Once upon a time (the early 90s) most prescription drug ads resided safely within the pages of medical journals read largely by physicians. Their color contrasted sharply with the black and white text that surrounded them. Like other kinds of advertising, they were there to grab physicians' short attention spans. Accompanying the ad, however, was vital prescription information that described potentially harmful side effects and contraindications. Until a few years ago, the FDA required pharmaceutical manufacturers to include these extensive consumer warnings in their sales pitches to physicians.
Fast forward to 2001. Colorful print ads still populate the pages of journals. And they're still mostly read by doctors. But turn on the television at any given prime-time hour and you can see the color ads for prescription drugs that vied for space in the medical journals transported to the small screen. Along with their new home, the ads have a new audience of millions of consumers, many of whom have not heard of the drugs -- or the disorders -- until recently.
Some ads, such as a recent one for a medication to treat premenstrual dysphoric disorder (PMDD), are cryptic. A woman wrestles with a shopping cart trying to dislodge it from its stack to no avail. We watch her frustration mount while a voice in the background recites the symptoms of prementstrual syndrome. "Think it' s PMS?" the voice asks. "Think again. It could be PMDD." Mention of this new condition is followed by mention of a new drug (actually the old drug fluoxetine). The focus shifts to a different woman. Her confident demeanor and immediate success in releasing a cart from the stack leave little doubt: she' s taking the old drug for the new condition.
You may remember seeing this advertisement at the beginning of the year, before it was pulled for modification. The Food and Drug Administration (FDA) objected that the televised spot failed to distinguish PMDD from the more familiar PMS. The FDA's chief complaint was that the overall message broadened the indication for the drug and trivialized the seriousness of the condition it treats.
The FDA's issuing of warnings like these has been on the rise ever since relaxed rules for pharmaceutical advertising in 1997 made it easier for drug companies to market their products on television. While most companies respond to FDA warnings by altering the problematic content of their ads, they are under no obligation to comply with the agency's recommendations. This may surprise many, who view the FDA as a regulatory agency with teeth. In fact, the agency's watchdog role in advertising is limited to embarrassing drug manufacturers rather than fining or punishing them.
It wasn't long before a new ad for treating PMDD was on the air: one that captured the significant impairments that accompany PMDD. Several women are portrayed as they go through bouts of depression, anger, or moodiness that interfere with their daily routines and relationships. The tone of the ad is darker, the disorder more serious, than those of its predecessor.
Most ads, however, are cheerful and upbeat. Rather than focusing on the drug itself, the ad creates the mood its marketers want consumers to associate with the drug. In this way, the ads are quite similar to more conventional advertising. They differ in that the bright and sunny images are accompanied by a voiceover that quickly lists some of the side effects of the drug; an 800 number or Web site where consumers can obtain more information is flashed on the screen. If the sound on your set were muted, you would be hard pressed to tell what the images were trying to sell.
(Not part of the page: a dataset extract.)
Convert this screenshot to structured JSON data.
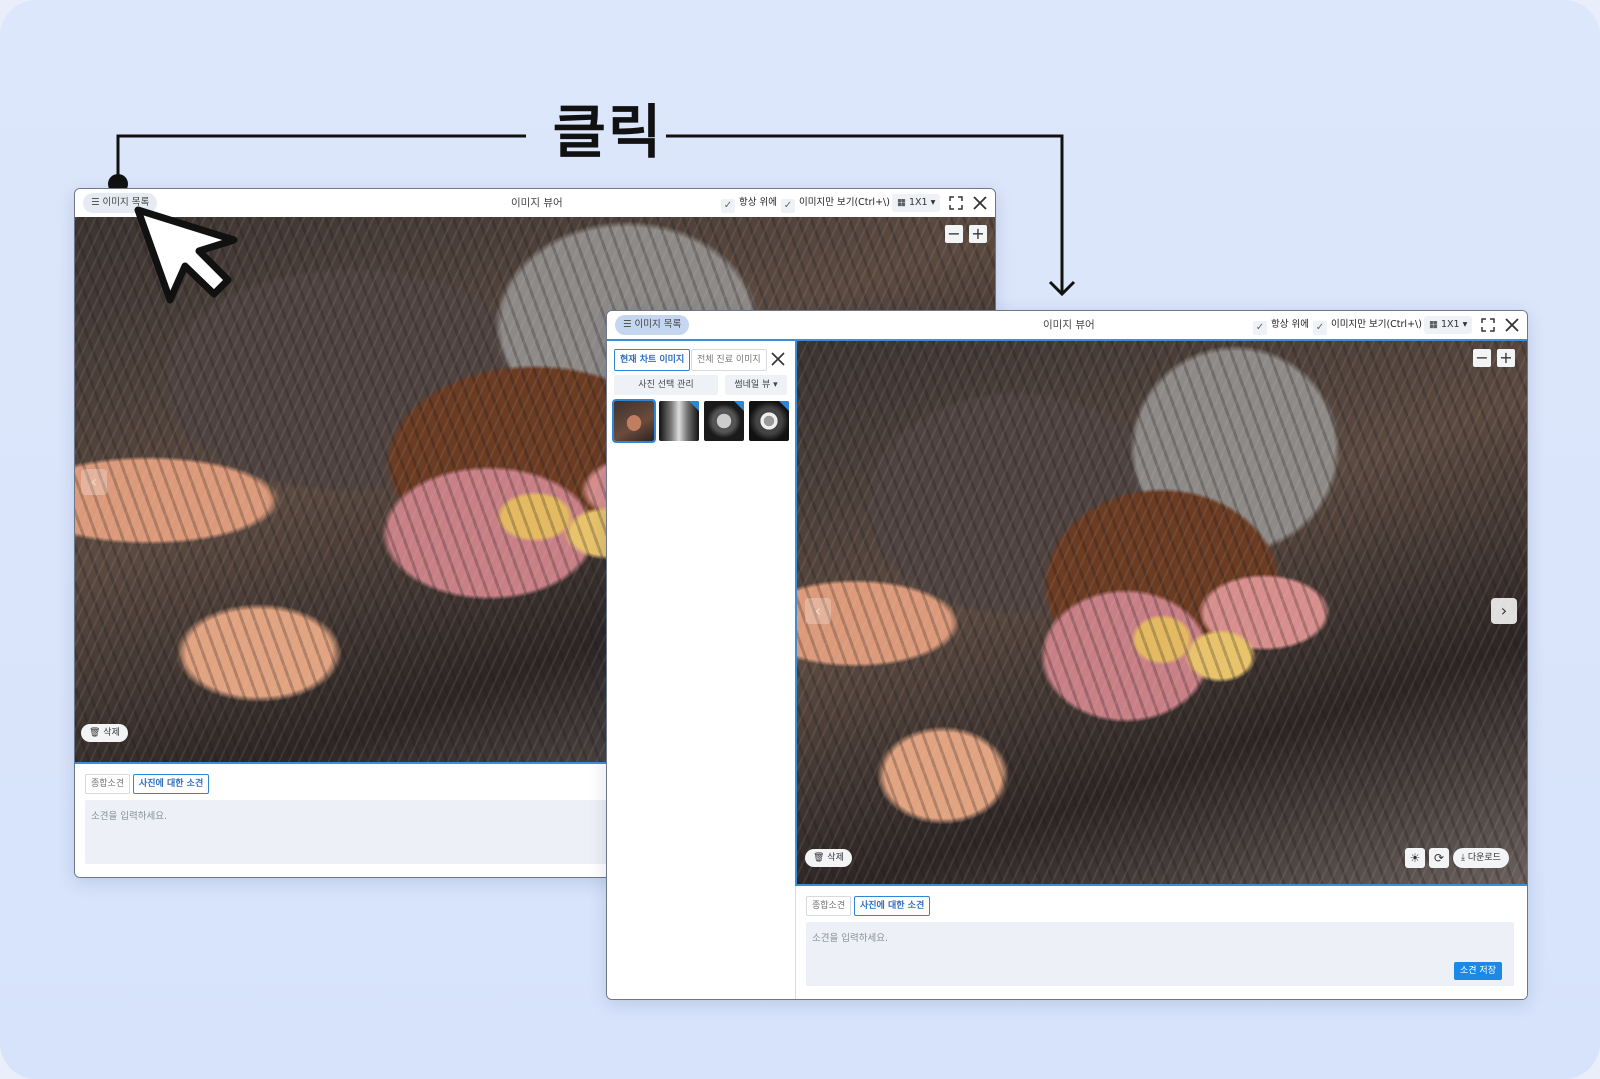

The juxtaposition of upbeat images alongside dour warnings creates a strange mixture that is unique to this genre of advertising -- one that reflects the delicate balancing act that advertisements for prescription drugs have to perform. Through their ads, pharmaceutical companies deliver information that is meant, on the one hand, to make the public more knowledgeable about a condition and its corresponding treatment and, on the other hand, to plug a given product. The line between empowering people to become better-educated consumers and manipulating them to buy drugs of a particular brand is easily crossed. That is why controversy surrounds the upsurge in marketing prescription pharmaceuticals directly to general audiences -- especially when there are less-expensive alternatives that are thought to be as effective as, or better than, the one advertised.
Direct-to-consumer advertising, with its pros and cons, is probably here to stay. With this in mind, some guidelines have been written that apply to physicians. The AMA's Code of Medical Ethics, for instance, admonishes that "Although physicians should not be biased against drugs that are advertised, physicians should resist commercially induced pressure to prescribe drugs that may not be indicated. Physicians should deny requests for inappropriate prescriptions and educate patients as to why certain advertised drugs may not be suitable treatment options providing, when available, information on the cost effectiveness of different options."
Although the ads reach consumers directly, interested consumers cannot obtain the advertised drug without a physician's prescription. Thus, the burden for delivering pharmaceuticals to patients responsibly still rests with the medical profession. Physicians are the only professionals who can legally prescribe all drugs and with this authority comes a concomitant duty to better educate their patients. Whether or not drug companies advertise their products properly, physicians are ultimately responsible for the quality of patient care.